- The North American Electric Reliability Corporation has proposed new reliability standards aimed at shoring up the vendor supply chain that delivers software and critical updates to manage the country’s bulk electric supply (BES) system.
- Specifically, the new standards require entities to develop and implement plans to address supply chain cybersecurity risks during the planning and procurement of bulk electric grid security systems.
- The standards, filed with the Federal Energy Regulatory Commission, will address concerns that supply chains for information and communications technology and industrial control systems present risks to grid security, providing opportunities for cyberattacks.
NERC on Tuesday filed with federal regulators a petition stretching almost 3,500 pages, proposing new cybersecurity standards that aim to address the increasingly-sophisticated attacks on the nation’s bulk power system.
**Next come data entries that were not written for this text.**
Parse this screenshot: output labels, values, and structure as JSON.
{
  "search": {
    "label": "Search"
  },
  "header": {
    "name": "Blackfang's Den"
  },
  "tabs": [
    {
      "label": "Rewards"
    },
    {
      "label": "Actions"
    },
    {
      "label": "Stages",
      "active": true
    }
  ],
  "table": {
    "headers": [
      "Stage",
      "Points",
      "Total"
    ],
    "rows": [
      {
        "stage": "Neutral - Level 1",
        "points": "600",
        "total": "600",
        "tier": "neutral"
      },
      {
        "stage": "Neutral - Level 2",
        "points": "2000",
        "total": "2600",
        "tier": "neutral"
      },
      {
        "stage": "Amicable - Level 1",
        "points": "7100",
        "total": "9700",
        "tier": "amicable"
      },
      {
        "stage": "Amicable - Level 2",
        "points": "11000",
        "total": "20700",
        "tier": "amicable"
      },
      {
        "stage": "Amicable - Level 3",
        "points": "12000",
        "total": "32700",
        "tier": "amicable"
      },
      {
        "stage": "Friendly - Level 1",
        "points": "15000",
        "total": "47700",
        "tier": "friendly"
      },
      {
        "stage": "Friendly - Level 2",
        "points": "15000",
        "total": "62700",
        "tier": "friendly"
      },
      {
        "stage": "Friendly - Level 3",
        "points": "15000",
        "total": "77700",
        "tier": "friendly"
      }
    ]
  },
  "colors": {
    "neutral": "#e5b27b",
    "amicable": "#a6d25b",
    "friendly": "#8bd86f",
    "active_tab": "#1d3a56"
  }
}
The new standards were proposed in response to FERC Order 829, issued last summer, directing NERC to up its security protocols. In that order, FERC concluded that supply chains for information and communications technology and industrial control systems present risks to BES security, providing various opportunities for adversaries to initiate cyberattacks.
“The targeting of vendors and software applications with potentially broad access to BES Cyber Systems marks a turning point in that it is no longer sufficient to focus protection strategies exclusively on post-acquisition activities at individual entities,” FERC found in Order 829.
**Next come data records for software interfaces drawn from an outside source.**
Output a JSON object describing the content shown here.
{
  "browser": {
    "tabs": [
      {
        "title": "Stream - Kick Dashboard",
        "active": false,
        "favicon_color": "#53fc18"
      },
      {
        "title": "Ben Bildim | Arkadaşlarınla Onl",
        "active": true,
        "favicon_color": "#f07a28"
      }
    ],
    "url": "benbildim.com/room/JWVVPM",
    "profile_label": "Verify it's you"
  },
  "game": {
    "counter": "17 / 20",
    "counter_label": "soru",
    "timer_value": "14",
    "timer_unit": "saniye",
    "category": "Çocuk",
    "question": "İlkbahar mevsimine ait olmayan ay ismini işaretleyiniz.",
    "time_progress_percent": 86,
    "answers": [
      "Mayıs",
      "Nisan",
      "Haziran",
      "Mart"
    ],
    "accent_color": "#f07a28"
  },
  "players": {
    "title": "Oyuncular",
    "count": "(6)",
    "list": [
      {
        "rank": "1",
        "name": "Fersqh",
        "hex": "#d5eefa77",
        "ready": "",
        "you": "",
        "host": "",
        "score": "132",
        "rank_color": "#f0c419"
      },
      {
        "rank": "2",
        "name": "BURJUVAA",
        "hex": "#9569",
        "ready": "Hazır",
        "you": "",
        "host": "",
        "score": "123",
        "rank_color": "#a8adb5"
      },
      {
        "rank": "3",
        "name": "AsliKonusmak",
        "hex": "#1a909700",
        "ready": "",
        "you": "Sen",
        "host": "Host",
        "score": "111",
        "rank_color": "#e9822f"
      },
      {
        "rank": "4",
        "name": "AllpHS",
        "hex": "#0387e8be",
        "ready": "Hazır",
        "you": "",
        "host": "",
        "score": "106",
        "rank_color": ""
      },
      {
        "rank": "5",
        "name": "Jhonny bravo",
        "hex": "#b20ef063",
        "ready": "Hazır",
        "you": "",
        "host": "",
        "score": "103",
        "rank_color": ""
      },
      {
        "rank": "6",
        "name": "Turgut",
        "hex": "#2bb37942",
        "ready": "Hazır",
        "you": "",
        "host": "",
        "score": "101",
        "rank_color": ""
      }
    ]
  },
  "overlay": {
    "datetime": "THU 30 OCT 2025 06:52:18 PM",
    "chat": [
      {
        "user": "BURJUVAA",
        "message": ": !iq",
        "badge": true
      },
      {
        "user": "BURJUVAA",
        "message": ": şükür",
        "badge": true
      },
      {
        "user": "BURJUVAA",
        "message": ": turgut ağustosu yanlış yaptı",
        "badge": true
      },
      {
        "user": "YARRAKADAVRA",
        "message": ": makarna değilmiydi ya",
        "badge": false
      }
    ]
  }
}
The new standards aim to: reduce the likelihood that an attacker could exploit legitimate vendor patch management processes to deliver compromised software updates; address the risk that entities could unintentionally plan to procure and install unsecure equipment or software within their information systems; and address the risk that a compromised vendor would not provide adequate notice of security events and vulnerabilities.
Additionally, the standards will deal with vendor remote access-related threats, “including the threat that vendor credentials could be stolen and used to access a BES Cyber System,” as well as the threat that a compromise at a trusted vendor could traverse over an unmonitored connection.
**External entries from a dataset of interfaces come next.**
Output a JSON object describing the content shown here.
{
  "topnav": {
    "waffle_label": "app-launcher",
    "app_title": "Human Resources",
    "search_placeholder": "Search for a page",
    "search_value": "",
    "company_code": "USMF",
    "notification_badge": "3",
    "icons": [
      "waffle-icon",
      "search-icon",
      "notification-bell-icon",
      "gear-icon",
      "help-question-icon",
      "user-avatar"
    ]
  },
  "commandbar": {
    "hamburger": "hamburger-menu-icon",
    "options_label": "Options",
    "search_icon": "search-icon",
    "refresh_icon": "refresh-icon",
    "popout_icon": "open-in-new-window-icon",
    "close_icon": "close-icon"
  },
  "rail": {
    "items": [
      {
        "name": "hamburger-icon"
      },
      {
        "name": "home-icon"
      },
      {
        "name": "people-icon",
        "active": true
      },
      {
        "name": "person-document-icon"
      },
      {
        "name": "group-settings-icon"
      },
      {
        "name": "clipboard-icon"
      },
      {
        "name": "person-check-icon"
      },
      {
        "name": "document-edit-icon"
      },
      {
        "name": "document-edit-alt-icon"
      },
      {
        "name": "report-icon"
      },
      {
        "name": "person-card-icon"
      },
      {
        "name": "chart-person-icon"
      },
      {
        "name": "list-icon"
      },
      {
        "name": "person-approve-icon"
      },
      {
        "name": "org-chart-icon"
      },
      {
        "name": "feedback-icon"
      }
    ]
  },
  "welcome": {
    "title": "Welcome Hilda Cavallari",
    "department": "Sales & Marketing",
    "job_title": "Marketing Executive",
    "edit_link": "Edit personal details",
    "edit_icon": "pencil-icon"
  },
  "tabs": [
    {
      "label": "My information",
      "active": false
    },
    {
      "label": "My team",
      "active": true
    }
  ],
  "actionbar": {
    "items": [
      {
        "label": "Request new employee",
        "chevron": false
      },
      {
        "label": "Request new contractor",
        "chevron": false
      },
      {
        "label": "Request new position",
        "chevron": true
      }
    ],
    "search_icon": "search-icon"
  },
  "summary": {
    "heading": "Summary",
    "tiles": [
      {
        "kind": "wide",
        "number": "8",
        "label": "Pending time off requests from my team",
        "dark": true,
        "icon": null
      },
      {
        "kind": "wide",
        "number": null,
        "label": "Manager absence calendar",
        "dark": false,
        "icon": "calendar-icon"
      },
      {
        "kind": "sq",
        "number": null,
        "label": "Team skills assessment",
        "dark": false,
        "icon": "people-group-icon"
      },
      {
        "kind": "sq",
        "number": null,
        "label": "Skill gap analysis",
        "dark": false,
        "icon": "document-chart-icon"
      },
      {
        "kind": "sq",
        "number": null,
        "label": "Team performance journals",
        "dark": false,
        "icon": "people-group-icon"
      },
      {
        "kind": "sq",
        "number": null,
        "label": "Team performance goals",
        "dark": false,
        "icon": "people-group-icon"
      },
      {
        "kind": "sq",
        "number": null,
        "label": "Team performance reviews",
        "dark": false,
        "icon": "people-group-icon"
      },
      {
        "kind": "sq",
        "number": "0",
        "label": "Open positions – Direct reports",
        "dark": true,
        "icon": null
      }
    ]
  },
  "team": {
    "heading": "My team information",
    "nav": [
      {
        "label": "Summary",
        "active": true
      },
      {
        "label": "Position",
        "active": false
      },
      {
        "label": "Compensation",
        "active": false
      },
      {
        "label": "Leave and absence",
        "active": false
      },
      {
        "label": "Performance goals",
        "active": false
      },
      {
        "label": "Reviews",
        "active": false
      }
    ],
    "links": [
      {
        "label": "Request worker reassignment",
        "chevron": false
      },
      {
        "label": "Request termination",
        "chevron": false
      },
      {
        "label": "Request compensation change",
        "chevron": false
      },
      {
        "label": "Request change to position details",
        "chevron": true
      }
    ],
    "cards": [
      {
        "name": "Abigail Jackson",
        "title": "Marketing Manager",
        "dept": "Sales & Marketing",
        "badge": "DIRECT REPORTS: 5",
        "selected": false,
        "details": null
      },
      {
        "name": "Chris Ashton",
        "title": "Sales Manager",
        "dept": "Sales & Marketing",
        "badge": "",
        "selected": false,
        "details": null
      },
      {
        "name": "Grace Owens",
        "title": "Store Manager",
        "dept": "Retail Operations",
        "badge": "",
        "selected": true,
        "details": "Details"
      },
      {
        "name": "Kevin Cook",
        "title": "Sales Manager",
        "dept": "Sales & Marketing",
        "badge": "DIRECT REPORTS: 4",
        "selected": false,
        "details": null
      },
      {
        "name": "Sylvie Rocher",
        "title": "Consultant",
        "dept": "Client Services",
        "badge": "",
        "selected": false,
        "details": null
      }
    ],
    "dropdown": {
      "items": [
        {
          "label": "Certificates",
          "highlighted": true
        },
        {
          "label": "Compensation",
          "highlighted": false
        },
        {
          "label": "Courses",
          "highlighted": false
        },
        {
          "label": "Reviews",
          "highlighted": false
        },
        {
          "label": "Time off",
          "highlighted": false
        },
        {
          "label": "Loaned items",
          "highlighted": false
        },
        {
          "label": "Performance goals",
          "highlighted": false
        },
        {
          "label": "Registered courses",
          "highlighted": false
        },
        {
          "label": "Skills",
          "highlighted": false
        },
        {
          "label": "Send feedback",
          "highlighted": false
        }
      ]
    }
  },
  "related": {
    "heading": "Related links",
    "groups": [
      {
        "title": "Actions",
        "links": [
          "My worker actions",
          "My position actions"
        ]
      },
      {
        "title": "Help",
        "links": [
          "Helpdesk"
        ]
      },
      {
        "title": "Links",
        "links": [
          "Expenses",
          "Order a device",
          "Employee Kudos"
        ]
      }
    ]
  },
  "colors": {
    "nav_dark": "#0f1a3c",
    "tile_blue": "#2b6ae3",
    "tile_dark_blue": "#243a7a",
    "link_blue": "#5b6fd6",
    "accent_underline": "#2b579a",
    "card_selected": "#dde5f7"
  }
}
Cybersecurity is an increasing focus of the electric utility industry.
Over the summer, United States officials said they were investigating multiple cyberattacks that unsuccessfully targeted nuclear generation sites earlier this year. The event was code named “Nuclear 17.” In May, cybersecurity firm Dragos issued a report concluding malware that was used in a 2015 cyberattack resulting in power outages in Ukraine could be modified by developers to target the United States.